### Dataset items
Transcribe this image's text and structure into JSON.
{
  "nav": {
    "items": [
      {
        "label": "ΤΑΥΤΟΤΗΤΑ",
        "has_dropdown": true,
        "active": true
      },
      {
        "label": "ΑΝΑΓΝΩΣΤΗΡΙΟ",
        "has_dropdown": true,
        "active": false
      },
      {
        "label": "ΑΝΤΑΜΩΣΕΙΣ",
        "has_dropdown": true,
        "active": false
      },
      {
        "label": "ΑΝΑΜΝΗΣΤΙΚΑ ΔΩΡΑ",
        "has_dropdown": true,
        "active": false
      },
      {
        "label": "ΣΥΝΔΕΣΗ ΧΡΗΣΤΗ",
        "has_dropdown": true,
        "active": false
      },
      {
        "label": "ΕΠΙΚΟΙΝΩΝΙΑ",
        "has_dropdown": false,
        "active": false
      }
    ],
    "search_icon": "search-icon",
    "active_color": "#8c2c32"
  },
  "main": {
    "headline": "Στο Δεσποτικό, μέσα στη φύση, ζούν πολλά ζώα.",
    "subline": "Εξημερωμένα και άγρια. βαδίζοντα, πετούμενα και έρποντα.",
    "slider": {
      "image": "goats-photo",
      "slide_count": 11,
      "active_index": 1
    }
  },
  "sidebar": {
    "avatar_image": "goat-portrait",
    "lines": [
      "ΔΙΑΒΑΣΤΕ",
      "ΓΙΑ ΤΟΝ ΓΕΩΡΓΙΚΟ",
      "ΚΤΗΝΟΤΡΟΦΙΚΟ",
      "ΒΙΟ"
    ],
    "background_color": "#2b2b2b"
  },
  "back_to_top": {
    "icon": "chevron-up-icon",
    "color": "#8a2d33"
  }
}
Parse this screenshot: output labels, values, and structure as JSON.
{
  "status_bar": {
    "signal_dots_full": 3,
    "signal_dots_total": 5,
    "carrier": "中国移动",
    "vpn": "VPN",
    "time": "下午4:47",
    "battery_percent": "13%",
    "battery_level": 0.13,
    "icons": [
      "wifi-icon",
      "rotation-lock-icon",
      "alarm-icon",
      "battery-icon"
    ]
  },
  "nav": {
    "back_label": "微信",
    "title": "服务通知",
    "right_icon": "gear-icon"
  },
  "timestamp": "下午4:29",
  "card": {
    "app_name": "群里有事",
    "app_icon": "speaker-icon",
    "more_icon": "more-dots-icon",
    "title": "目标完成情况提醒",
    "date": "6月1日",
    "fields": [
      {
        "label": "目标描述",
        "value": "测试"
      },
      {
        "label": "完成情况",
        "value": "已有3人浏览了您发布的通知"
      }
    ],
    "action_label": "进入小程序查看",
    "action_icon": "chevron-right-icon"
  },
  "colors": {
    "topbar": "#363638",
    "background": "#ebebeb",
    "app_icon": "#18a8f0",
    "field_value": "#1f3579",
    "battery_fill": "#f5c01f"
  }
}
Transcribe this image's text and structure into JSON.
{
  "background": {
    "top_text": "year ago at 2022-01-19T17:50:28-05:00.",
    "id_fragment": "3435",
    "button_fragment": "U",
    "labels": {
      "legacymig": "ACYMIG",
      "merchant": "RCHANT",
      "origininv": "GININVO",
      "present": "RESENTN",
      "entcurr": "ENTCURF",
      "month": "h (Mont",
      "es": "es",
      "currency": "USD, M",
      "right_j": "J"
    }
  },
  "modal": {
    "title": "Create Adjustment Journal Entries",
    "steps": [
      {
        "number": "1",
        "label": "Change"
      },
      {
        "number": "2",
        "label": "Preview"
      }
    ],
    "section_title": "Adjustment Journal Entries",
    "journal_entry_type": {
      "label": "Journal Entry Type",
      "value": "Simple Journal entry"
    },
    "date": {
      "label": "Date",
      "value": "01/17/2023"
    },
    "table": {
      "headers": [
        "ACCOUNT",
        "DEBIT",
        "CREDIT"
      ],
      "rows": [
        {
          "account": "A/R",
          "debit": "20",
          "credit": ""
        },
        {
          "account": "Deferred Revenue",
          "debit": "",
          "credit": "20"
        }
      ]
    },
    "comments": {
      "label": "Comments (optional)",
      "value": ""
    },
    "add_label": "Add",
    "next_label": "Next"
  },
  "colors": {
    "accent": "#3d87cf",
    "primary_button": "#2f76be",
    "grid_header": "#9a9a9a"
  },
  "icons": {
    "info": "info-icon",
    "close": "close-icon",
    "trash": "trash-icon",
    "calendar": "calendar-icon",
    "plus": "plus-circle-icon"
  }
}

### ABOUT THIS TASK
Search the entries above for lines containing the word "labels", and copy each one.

### REPLY TO THE EXERCISE
Parse this screenshot: output labels, values, and structure as JSON.
    "labels": {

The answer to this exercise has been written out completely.